In this series of short blogs we’ve been looking at life in Harrow in the middle part of the twentieth century through the diaries of two Harrow residents, Dorothy and Sydney. We come now to the war years. For this blog we will take a look at Dorothy’s wartime experiences, and in a later blog will look at Sydney’s.
Dorothy was twenty-one when the war started, but her diaries are incomplete and so the first mention she makes of the hostilities was on 28th January 1941 when she talks of ‘Blue Pencils’ falling on the Post Office (she does not say which), Peterborough Road and at Kenton. A ‘blue pencil’ was a type of incendiary device. The Blitz intensified in April when incendiary devices fell on Pinner and there were two HEs (high explosive devices).
Then on 11th March 1941, ‘We had a rotten week for shipping last week. 20 ships went’. This was probably a reference to the Battle of the Atlantic, when German submarines were attacking allied shipping. There are also mentions in the diaries in April that year of the sinking of HMS Hood and in May of the German battleship Bismarck, both of which were significant events in the war at sea.
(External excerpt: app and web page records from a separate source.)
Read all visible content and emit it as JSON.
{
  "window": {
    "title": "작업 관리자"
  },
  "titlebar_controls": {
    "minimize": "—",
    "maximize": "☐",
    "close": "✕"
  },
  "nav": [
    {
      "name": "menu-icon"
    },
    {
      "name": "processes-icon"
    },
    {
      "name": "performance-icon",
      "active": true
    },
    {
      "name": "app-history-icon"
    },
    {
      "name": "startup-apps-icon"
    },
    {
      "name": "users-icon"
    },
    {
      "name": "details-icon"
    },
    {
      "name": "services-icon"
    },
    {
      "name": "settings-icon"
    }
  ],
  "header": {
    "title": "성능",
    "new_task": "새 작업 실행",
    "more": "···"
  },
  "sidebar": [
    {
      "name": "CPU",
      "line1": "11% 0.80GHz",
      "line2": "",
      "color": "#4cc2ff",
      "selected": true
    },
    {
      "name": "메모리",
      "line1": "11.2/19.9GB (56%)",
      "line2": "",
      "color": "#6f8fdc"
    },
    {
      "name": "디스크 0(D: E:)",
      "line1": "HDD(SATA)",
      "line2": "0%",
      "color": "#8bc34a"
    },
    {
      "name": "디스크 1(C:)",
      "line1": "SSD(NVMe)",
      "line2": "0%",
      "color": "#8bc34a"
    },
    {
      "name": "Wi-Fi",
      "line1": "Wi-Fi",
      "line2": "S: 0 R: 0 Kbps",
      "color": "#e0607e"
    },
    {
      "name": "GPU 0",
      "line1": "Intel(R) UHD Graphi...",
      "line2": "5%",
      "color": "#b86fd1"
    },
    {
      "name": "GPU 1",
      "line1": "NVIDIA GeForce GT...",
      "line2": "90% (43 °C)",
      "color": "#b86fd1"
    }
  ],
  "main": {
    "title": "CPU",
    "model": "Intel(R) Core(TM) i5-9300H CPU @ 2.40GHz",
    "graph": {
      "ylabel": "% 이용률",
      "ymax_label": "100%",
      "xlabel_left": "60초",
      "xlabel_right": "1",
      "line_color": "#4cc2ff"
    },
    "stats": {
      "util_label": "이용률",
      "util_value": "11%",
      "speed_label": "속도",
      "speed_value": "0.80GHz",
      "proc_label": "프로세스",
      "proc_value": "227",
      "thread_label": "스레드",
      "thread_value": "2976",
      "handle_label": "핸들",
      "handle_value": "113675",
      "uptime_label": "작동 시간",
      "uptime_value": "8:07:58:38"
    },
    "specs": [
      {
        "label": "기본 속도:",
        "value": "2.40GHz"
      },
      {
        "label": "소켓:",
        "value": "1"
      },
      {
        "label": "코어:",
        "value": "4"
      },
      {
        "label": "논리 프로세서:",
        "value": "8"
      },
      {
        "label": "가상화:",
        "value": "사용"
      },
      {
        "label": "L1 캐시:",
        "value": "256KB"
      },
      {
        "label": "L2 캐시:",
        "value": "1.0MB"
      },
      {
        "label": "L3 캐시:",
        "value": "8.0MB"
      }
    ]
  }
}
One of the results of the heavy loss of shipping was the national ‘Warship Week,’ aimed at raising funds for new warships through the public sale of war bonds. Local areas participated and Harrow was no exception. On 21st March 1942 Dorothy notes, ‘Warship week started. Hope to raise £750,000. Procession through from Wealdstone to Roxeth’.
In June 1942 there was an entry that reminds us that the bombing was not all one way: June 26th, ‘1,000 bombers went to Bremen last night.’ This was one of three 1,000 bomber raids launched on German cities in May and June that year, the other cities being Cologne and Essen. The aim was to strike at industrial targets whilst at the same time hitting the morale of the civilian population.
The diaries show that Dorothy made a lot of her own clothes. This may partly have been due clothes rationing, which was introduced in June 1941 (food rationing had been introduced the previous year). Fabrics were needed for military and other uniforms, and silk was needed for parachutes. Also clothing factories were requisitioned for war purposes. Because of this the ‘Made Do and Mend’ campaign was launched, to encourage the repair and recycling of clothing.
In 1943, Dorothy became a Fire Guard. Firewatching parties were organised locally by Harrow Urban District Council under the auspices of the London Civil Defence Union. Their job was to watch for fires started by incendiary bombs during air-raids and to report these to the Fire Service. Her first spell of duty was on 4th January: ‘Started Firewatching tonight. Seem quite a decent crowd. I have the top bunk.’ She was kept busy. On 17th January she notes: ‘Wrote to Olive. Just finished when 8.30 am an Alert sounded. Very heavy barrage and planes diving.’ The next day, the raids continued: ‘Another Alert about 4.45 am for nearly an hour. Guess that is because we have raided Berlin’.
Later in the year she was assigned to another fire-guard group, but was less keen on the personnel: September 30th: ‘Firewatching with new party. Went to ‘Marquis’ and siren went about 8. After “all clear” back they trooped, then to billiard hall. I’d rather stop in. Prefer old party.’ The Marquis may have been the Marquis of Granby pub which stood on Station Road.
Bombing raids and firewatching duties continued into 1944. D Day came and went (Dorothy didn’t make a big deal of it. Her diary entry for 6th June 1944 simply reads ‘D Day. Mum had all her teeth out’) and in the same month Doodlebug attacks began on London. Hence the diary entry for 16th June: ‘Terrific noise this morning. 12 midnight. Caused by “flying bombs”’. The attacks that month were fairly intensive. There was a doodlebug at Merton Road on 26th June and one at Northwood Hills two days later, and finally a doodlebug that destroyed the British Restaurant at North Harrow, killing the manageress, on 30th June. This is recorded on the Harrow bomb map (a section of which is reproduced above) where you can also see North Harrow station and the Embassy cinema.
Image Section of Harrow Bomb Map showing the doodlebug that destroyed the British Restaurant in North Harrow.